● Exercise
Once you find a line containing the word "Desconto" in the entries below, copy it.
──────── Exercise data
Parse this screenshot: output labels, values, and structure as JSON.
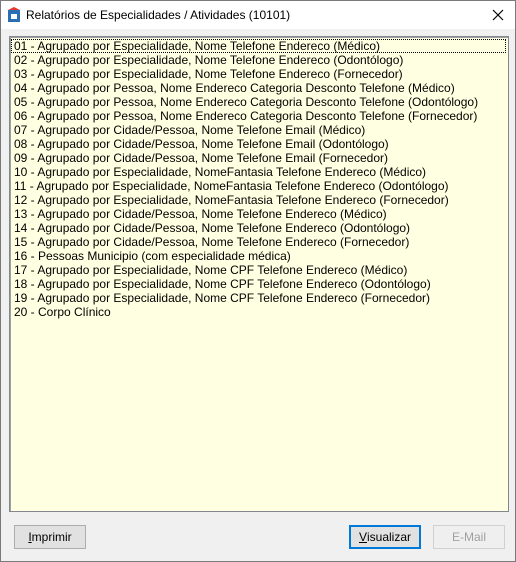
{
  "window": {
    "title": "Relatórios de Especialidades / Atividades (10101)"
  },
  "list": {
    "items": [
      "01 - Agrupado por Especialidade, Nome Telefone Endereco (Médico)",
      "02 - Agrupado por Especialidade, Nome Telefone Endereco (Odontólogo)",
      "03 - Agrupado por Especialidade, Nome Telefone Endereco (Fornecedor)",
      "04 - Agrupado por Pessoa, Nome Endereco Categoria Desconto Telefone (Médico)",
      "05 - Agrupado por Pessoa, Nome Endereco Categoria Desconto Telefone (Odontólogo)",
      "06 - Agrupado por Pessoa, Nome Endereco Categoria Desconto Telefone (Fornecedor)",
      "07 - Agrupado por Cidade/Pessoa, Nome Telefone Email (Médico)",
      "08 - Agrupado por Cidade/Pessoa, Nome Telefone Email (Odontólogo)",
      "09 - Agrupado por Cidade/Pessoa, Nome Telefone Email (Fornecedor)",
      "10 - Agrupado por Especialidade, NomeFantasia Telefone Endereco (Médico)",
      "11 - Agrupado por Especialidade, NomeFantasia Telefone Endereco (Odontólogo)",
      "12 - Agrupado por Especialidade, NomeFantasia Telefone Endereco (Fornecedor)",
      "13 - Agrupado por Cidade/Pessoa, Nome Telefone Endereco (Médico)",
      "14 - Agrupado por Cidade/Pessoa, Nome Telefone Endereco (Odontólogo)",
      "15 - Agrupado por Cidade/Pessoa, Nome Telefone Endereco (Fornecedor)",
      "16 - Pessoas Municipio (com especialidade médica)",
      "17 - Agrupado por Especialidade, Nome CPF Telefone Endereco (Médico)",
      "18 - Agrupado por Especialidade, Nome CPF Telefone Endereco (Odontólogo)",
      "19 - Agrupado por Especialidade, Nome CPF Telefone Endereco (Fornecedor)",
      "20 - Corpo Clínico"
    ]
  },
  "buttons": {
    "imprimir": {
      "accel": "I",
      "rest": "mprimir"
    },
    "visualizar": {
      "accel": "V",
      "rest": "isualizar"
    },
    "email": "E-Mail"
  },
  "colors": {
    "list_background": "#ffffe1",
    "window_background": "#f0f0f0"
  }
}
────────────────
● Result of the exercise
      "04 - Agrupado por Pessoa, Nome Endereco Categoria Desconto Telefone (Médico)",
      "05 - Agrupado por Pessoa, Nome Endereco Categoria Desconto Telefone (Odontólogo)",
      "06 - Agrupado por Pessoa, Nome Endereco Categoria Desconto Telefone (Fornecedor)",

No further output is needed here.